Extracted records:
%%

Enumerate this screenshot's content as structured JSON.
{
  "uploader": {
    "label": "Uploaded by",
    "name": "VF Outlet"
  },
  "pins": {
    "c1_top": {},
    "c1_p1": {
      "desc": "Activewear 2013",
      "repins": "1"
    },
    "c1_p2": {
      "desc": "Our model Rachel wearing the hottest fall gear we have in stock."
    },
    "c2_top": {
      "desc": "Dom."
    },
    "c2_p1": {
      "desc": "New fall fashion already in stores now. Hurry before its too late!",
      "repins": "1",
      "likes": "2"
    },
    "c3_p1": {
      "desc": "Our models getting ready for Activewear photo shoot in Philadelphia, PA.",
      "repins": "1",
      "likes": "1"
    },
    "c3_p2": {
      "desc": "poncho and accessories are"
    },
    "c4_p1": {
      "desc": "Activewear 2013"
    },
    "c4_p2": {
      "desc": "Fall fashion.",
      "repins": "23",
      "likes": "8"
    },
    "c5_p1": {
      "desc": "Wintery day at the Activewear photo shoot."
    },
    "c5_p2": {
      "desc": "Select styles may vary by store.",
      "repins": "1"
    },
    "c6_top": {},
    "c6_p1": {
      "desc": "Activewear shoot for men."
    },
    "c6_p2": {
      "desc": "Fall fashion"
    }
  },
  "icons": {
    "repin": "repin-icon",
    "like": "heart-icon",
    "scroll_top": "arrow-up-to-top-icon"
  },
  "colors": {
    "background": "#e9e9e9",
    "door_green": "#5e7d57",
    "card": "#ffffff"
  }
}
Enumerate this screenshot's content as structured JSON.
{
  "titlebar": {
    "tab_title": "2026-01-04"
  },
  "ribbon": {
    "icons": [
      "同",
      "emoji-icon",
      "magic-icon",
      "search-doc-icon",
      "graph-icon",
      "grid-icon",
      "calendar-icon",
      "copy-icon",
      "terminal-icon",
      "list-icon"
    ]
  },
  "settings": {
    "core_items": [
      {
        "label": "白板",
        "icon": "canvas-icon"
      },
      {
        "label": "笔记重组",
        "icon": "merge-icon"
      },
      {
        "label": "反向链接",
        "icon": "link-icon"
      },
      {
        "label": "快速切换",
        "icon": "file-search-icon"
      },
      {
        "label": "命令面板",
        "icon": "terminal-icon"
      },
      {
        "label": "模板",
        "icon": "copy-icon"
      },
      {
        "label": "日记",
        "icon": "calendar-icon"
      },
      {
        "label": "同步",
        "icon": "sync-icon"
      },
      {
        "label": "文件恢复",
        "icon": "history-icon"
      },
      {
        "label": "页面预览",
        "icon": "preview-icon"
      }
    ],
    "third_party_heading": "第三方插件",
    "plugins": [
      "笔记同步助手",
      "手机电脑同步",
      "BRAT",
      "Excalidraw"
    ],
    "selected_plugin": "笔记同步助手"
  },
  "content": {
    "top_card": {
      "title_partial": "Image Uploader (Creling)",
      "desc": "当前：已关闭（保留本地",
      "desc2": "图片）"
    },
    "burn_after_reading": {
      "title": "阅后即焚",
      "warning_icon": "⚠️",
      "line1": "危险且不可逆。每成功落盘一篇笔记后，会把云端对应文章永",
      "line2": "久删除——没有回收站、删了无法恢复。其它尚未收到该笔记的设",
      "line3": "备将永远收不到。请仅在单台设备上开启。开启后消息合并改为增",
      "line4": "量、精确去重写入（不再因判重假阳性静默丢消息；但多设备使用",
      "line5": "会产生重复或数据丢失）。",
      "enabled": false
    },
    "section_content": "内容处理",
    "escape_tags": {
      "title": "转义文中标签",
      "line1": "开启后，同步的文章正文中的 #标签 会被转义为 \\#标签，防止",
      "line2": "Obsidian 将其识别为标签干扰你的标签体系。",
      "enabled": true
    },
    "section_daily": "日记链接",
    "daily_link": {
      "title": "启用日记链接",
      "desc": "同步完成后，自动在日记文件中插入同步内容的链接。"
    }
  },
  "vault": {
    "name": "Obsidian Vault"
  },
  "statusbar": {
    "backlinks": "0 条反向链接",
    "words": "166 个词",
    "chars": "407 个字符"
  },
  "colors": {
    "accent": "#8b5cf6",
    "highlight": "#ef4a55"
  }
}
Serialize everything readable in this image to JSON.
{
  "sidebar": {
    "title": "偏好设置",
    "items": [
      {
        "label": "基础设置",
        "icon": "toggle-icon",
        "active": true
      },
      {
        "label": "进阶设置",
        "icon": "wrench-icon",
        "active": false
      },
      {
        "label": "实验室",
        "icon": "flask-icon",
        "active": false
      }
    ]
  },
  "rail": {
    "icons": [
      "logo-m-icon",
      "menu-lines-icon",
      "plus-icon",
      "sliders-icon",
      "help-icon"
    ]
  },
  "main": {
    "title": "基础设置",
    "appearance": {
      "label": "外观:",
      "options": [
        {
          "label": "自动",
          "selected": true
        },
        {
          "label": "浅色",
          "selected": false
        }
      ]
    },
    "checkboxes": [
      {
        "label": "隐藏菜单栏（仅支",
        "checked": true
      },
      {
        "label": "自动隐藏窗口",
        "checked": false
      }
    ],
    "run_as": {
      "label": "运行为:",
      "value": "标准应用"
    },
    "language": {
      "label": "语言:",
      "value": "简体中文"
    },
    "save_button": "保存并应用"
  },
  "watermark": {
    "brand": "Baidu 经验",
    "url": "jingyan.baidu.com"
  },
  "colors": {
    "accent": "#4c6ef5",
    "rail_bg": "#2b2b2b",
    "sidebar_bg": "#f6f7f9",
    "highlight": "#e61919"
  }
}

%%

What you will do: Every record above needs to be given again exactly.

Problem solution:
Enumerate this screenshot's content as structured JSON.
{
  "uploader": {
    "label": "Uploaded by",
    "name": "VF Outlet"
  },
  "pins": {
    "c1_top": {},
    "c1_p1": {
      "desc": "Activewear 2013",
      "repins": "1"
    },
    "c1_p2": {
      "desc": "Our model Rachel wearing the hottest fall gear we have in stock."
    },
    "c2_top": {
      "desc": "Dom."
    },
    "c2_p1": {
      "desc": "New fall fashion already in stores now. Hurry before its too late!",
      "repins": "1",
      "likes": "2"
    },
    "c3_p1": {
      "desc": "Our models getting ready for Activewear photo shoot in Philadelphia, PA.",
      "repins": "1",
      "likes": "1"
    },
    "c3_p2": {
      "desc": "poncho and accessories are"
    },
    "c4_p1": {
      "desc": "Activewear 2013"
    },
    "c4_p2": {
      "desc": "Fall fashion.",
      "repins": "23",
      "likes": "8"
    },
    "c5_p1": {
      "desc": "Wintery day at the Activewear photo shoot."
    },
    "c5_p2": {
      "desc": "Select styles may vary by store.",
      "repins": "1"
    },
    "c6_top": {},
    "c6_p1": {
      "desc": "Activewear shoot for men."
    },
    "c6_p2": {
      "desc": "Fall fashion"
    }
  },
  "icons": {
    "repin": "repin-icon",
    "like": "heart-icon",
    "scroll_top": "arrow-up-to-top-icon"
  },
  "colors": {
    "background": "#e9e9e9",
    "door_green": "#5e7d57",
    "card": "#ffffff"
  }
}
Enumerate this screenshot's content as structured JSON.
{
  "titlebar": {
    "tab_title": "2026-01-04"
  },
  "ribbon": {
    "icons": [
      "同",
      "emoji-icon",
      "magic-icon",
      "search-doc-icon",
      "graph-icon",
      "grid-icon",
      "calendar-icon",
      "copy-icon",
      "terminal-icon",
      "list-icon"
    ]
  },
  "settings": {
    "core_items": [
      {
        "label": "白板",
        "icon": "canvas-icon"
      },
      {
        "label": "笔记重组",
        "icon": "merge-icon"
      },
      {
        "label": "反向链接",
        "icon": "link-icon"
      },
      {
        "label": "快速切换",
        "icon": "file-search-icon"
      },
      {
        "label": "命令面板",
        "icon": "terminal-icon"
      },
      {
        "label": "模板",
        "icon": "copy-icon"
      },
      {
        "label": "日记",
        "icon": "calendar-icon"
      },
      {
        "label": "同步",
        "icon": "sync-icon"
      },
      {
        "label": "文件恢复",
        "icon": "history-icon"
      },
      {
        "label": "页面预览",
        "icon": "preview-icon"
      }
    ],
    "third_party_heading": "第三方插件",
    "plugins": [
      "笔记同步助手",
      "手机电脑同步",
      "BRAT",
      "Excalidraw"
    ],
    "selected_plugin": "笔记同步助手"
  },
  "content": {
    "top_card": {
      "title_partial": "Image Uploader (Creling)",
      "desc": "当前：已关闭（保留本地",
      "desc2": "图片）"
    },
    "burn_after_reading": {
      "title": "阅后即焚",
      "warning_icon": "⚠️",
      "line1": "危险且不可逆。每成功落盘一篇笔记后，会把云端对应文章永",
      "line2": "久删除——没有回收站、删了无法恢复。其它尚未收到该笔记的设",
      "line3": "备将永远收不到。请仅在单台设备上开启。开启后消息合并改为增",
      "line4": "量、精确去重写入（不再因判重假阳性静默丢消息；但多设备使用",
      "line5": "会产生重复或数据丢失）。",
      "enabled": false
    },
    "section_content": "内容处理",
    "escape_tags": {
      "title": "转义文中标签",
      "line1": "开启后，同步的文章正文中的 #标签 会被转义为 \\#标签，防止",
      "line2": "Obsidian 将其识别为标签干扰你的标签体系。",
      "enabled": true
    },
    "section_daily": "日记链接",
    "daily_link": {
      "title": "启用日记链接",
      "desc": "同步完成后，自动在日记文件中插入同步内容的链接。"
    }
  },
  "vault": {
    "name": "Obsidian Vault"
  },
  "statusbar": {
    "backlinks": "0 条反向链接",
    "words": "166 个词",
    "chars": "407 个字符"
  },
  "colors": {
    "accent": "#8b5cf6",
    "highlight": "#ef4a55"
  }
}
Serialize everything readable in this image to JSON.
{
  "sidebar": {
    "title": "偏好设置",
    "items": [
      {
        "label": "基础设置",
        "icon": "toggle-icon",
        "active": true
      },
      {
        "label": "进阶设置",
        "icon": "wrench-icon",
        "active": false
      },
      {
        "label": "实验室",
        "icon": "flask-icon",
        "active": false
      }
    ]
  },
  "rail": {
    "icons": [
      "logo-m-icon",
      "menu-lines-icon",
      "plus-icon",
      "sliders-icon",
      "help-icon"
    ]
  },
  "main": {
    "title": "基础设置",
    "appearance": {
      "label": "外观:",
      "options": [
        {
          "label": "自动",
          "selected": true
        },
        {
          "label": "浅色",
          "selected": false
        }
      ]
    },
    "checkboxes": [
      {
        "label": "隐藏菜单栏（仅支",
        "checked": true
      },
      {
        "label": "自动隐藏窗口",
        "checked": false
      }
    ],
    "run_as": {
      "label": "运行为:",
      "value": "标准应用"
    },
    "language": {
      "label": "语言:",
      "value": "简体中文"
    },
    "save_button": "保存并应用"
  },
  "watermark": {
    "brand": "Baidu 经验",
    "url": "jingyan.baidu.com"
  },
  "colors": {
    "accent": "#4c6ef5",
    "rail_bg": "#2b2b2b",
    "sidebar_bg": "#f6f7f9",
    "highlight": "#e61919"
  }
}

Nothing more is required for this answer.